▶ **Stored data**
++++++++

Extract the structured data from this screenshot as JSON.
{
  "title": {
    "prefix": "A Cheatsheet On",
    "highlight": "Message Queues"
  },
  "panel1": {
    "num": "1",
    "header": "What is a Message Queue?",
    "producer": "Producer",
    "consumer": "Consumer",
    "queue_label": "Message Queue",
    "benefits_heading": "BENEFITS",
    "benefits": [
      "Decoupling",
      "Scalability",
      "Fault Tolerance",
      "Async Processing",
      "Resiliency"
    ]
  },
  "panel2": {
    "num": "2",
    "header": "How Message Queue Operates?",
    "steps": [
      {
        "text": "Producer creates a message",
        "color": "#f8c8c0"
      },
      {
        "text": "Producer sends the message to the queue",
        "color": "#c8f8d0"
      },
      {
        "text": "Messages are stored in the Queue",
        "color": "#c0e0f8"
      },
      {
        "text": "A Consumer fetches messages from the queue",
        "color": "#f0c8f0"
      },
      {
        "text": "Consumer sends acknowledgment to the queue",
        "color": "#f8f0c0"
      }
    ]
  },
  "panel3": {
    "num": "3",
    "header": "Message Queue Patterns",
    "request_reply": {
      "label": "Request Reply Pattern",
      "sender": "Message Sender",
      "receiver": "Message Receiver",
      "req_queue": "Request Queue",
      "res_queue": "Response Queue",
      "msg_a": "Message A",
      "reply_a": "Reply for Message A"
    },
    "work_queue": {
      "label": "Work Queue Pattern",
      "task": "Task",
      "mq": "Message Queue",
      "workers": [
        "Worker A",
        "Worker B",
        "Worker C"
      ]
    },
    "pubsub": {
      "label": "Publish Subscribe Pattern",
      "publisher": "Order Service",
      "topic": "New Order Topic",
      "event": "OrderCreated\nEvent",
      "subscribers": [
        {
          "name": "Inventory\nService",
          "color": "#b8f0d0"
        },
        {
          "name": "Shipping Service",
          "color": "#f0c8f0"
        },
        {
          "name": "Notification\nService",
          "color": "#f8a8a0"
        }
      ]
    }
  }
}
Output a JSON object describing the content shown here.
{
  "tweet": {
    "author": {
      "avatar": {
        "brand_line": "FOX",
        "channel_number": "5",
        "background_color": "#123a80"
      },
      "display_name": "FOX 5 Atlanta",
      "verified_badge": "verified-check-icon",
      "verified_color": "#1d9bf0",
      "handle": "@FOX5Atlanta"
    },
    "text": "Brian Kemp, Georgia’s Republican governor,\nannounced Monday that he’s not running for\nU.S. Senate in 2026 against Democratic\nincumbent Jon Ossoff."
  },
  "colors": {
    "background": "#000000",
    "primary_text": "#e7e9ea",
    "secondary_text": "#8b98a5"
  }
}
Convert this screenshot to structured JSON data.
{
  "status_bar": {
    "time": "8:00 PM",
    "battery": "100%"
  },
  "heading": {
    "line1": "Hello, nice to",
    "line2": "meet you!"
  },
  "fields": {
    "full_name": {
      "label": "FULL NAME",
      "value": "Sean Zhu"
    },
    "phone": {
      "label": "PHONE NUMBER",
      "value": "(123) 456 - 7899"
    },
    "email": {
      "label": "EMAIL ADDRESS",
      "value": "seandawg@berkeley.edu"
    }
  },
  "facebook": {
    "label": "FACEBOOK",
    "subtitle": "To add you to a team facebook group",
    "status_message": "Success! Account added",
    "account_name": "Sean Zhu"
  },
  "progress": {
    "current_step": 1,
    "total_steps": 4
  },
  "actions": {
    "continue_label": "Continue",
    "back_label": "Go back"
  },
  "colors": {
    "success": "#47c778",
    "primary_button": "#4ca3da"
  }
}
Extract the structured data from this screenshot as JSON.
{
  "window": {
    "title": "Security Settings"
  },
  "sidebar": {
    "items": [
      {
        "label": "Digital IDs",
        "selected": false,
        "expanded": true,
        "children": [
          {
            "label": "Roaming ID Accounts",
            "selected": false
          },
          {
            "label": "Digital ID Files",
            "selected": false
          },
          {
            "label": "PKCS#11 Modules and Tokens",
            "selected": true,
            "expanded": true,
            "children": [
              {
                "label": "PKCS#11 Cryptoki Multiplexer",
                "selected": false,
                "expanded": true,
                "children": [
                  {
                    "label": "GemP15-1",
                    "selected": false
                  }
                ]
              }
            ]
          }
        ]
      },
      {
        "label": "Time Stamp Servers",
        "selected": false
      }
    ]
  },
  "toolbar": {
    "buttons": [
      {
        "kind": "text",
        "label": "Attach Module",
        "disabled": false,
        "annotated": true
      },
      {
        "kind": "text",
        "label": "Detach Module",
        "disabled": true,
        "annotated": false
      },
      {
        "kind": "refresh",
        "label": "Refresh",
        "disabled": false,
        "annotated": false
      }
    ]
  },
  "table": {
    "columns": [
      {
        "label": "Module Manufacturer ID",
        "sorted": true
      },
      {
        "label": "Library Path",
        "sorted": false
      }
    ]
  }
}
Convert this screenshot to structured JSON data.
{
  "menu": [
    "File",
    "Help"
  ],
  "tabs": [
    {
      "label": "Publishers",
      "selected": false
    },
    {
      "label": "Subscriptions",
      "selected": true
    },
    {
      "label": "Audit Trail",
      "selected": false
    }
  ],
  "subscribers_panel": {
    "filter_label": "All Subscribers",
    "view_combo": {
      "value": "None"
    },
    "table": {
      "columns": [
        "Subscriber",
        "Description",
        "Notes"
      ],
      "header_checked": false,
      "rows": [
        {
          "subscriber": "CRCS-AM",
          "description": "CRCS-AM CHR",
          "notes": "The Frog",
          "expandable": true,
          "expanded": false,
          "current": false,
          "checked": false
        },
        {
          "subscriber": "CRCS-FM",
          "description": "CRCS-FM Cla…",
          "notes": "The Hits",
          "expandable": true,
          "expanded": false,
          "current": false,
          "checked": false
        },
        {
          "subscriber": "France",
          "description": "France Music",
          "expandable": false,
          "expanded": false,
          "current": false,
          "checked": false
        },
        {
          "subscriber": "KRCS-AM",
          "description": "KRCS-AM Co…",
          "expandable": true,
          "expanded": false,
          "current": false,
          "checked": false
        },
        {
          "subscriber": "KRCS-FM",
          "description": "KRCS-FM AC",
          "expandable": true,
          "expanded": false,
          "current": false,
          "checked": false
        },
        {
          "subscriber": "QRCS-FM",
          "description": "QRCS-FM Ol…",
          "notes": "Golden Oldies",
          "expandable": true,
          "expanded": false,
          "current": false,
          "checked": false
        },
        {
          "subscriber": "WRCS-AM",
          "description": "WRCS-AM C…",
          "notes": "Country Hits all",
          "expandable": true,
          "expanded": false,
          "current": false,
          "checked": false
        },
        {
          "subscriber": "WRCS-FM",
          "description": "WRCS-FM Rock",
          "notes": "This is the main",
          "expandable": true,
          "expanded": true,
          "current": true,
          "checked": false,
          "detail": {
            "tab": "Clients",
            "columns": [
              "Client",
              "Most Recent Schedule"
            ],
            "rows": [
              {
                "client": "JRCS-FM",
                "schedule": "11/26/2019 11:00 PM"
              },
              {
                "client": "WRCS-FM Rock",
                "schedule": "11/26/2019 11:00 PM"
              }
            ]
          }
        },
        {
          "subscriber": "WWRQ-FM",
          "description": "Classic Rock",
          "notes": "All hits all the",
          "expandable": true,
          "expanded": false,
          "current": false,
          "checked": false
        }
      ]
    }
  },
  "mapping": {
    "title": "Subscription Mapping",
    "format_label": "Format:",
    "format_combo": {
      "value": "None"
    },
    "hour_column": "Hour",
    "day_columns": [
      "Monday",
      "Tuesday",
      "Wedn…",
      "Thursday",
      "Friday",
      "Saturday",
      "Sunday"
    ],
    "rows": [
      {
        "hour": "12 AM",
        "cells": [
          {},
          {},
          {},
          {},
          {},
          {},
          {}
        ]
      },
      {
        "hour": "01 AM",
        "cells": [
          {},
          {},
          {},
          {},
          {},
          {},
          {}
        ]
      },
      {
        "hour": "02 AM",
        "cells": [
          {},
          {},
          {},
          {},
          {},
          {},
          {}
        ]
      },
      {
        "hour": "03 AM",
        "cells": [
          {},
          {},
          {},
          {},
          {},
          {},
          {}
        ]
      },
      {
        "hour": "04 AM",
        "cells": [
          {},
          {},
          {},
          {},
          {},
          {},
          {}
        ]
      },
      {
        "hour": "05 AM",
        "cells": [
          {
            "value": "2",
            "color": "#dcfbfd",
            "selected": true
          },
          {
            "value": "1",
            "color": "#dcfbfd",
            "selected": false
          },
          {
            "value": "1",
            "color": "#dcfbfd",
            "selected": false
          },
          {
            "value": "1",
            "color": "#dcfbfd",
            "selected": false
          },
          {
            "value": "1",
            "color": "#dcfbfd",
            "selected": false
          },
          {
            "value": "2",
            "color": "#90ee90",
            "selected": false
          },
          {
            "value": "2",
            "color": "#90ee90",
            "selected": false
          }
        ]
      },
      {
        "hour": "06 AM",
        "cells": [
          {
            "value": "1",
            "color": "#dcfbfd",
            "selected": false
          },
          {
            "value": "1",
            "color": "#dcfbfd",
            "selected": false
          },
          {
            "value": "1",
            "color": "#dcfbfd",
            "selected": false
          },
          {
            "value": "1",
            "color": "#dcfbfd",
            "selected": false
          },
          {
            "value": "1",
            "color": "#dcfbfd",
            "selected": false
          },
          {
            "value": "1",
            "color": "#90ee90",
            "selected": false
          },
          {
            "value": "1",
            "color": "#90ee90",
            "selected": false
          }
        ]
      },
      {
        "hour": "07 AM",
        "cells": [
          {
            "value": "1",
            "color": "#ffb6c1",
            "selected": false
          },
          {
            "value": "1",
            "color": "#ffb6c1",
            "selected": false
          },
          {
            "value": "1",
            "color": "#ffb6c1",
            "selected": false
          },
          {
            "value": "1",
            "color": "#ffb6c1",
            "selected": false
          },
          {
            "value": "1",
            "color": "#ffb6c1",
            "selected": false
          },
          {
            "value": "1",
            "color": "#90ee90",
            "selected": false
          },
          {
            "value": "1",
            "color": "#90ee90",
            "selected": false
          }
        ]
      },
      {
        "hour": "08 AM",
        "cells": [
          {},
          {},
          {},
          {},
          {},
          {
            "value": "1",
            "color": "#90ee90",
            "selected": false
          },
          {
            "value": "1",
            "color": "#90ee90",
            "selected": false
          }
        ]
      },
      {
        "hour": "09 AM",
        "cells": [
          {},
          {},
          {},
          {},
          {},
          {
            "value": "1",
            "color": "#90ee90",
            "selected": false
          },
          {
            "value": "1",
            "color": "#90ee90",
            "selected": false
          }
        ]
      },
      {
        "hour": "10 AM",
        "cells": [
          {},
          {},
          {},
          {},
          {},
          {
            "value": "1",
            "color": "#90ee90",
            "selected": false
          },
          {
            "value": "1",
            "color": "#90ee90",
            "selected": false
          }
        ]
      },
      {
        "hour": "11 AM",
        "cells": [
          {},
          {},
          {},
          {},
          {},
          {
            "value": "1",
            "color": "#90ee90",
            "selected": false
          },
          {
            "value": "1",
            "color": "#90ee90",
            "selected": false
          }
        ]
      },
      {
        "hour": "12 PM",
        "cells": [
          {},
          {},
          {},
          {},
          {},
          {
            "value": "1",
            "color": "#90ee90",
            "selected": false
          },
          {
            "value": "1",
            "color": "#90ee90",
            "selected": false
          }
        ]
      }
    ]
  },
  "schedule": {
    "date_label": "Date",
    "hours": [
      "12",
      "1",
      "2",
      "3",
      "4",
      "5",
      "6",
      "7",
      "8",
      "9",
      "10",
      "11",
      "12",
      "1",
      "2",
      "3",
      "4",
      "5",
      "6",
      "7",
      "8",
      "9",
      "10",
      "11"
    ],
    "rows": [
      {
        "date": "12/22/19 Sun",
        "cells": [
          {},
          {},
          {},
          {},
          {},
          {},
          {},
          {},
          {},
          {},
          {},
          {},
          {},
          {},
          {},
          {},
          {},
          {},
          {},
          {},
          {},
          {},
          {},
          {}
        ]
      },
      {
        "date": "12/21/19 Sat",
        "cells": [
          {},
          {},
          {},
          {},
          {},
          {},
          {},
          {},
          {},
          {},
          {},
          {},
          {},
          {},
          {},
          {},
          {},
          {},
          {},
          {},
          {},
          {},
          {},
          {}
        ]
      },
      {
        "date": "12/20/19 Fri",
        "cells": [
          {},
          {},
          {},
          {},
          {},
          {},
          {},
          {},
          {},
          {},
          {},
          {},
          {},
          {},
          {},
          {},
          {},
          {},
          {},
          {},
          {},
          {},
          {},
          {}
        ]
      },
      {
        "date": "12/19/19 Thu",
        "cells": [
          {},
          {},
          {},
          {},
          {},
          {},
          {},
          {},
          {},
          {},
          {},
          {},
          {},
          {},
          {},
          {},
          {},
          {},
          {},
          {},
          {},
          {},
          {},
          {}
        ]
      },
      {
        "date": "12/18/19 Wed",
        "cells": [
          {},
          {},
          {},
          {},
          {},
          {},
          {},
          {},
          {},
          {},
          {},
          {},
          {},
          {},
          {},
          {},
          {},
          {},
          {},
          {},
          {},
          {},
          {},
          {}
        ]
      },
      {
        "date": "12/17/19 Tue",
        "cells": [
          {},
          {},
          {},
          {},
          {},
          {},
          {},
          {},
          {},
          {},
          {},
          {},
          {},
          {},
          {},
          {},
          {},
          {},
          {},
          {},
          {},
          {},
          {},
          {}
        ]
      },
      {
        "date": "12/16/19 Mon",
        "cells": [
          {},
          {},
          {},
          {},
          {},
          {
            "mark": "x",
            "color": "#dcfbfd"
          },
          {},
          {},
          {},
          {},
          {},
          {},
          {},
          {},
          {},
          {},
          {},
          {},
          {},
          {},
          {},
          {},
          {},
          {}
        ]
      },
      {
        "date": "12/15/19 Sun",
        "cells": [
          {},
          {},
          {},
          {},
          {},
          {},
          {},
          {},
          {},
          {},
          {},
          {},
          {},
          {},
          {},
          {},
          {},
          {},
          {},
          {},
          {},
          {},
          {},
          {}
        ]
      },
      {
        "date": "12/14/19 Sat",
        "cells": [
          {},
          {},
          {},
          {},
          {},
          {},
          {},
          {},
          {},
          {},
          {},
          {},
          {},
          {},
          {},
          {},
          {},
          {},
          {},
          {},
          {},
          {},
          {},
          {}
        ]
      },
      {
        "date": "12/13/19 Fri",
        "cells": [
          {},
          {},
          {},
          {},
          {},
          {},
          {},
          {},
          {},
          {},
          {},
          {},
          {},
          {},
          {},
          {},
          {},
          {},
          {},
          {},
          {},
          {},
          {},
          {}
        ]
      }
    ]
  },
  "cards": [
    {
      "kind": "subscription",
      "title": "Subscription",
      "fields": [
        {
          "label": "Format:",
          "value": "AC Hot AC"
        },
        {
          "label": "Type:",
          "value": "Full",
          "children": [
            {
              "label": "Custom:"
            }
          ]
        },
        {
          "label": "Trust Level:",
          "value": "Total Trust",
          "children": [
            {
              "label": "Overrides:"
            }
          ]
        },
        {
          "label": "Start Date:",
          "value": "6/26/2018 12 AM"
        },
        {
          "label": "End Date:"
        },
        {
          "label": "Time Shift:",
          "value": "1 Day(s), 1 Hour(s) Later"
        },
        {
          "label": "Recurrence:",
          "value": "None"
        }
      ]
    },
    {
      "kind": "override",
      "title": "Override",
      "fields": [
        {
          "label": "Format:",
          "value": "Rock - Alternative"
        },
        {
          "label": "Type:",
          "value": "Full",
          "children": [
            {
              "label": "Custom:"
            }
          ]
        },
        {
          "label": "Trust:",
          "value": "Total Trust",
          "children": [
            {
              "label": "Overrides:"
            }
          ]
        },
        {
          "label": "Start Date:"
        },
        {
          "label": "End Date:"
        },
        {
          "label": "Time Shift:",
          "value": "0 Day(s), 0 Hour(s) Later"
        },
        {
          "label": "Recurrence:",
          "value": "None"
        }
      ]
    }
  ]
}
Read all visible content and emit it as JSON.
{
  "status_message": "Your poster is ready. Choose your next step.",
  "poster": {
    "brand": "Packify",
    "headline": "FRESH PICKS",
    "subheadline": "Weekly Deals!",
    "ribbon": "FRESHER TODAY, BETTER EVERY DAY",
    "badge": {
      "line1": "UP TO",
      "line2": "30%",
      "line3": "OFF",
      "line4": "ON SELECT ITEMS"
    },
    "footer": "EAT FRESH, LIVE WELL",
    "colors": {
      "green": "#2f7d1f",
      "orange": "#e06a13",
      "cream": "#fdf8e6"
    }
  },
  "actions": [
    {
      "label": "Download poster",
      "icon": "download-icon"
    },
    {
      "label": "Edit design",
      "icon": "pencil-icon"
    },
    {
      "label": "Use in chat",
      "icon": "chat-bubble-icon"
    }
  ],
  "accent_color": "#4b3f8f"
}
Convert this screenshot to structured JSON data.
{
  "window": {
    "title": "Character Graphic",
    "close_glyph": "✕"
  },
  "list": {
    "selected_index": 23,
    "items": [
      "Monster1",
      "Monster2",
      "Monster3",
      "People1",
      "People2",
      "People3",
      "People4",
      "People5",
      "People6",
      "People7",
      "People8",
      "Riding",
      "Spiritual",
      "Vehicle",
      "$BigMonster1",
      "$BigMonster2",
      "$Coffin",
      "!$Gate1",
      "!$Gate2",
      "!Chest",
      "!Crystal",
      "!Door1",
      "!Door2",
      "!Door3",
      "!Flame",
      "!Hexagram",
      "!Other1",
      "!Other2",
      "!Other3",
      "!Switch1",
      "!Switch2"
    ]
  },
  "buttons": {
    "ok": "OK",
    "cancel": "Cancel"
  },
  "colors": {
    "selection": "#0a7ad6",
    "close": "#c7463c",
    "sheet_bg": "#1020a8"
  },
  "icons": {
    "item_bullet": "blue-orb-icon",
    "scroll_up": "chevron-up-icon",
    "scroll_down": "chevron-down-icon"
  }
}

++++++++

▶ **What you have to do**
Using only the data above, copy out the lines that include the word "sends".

▶ **Task solution**
        "text": "Producer sends the message to the queue",
        "text": "Consumer sends acknowledgment to the queue",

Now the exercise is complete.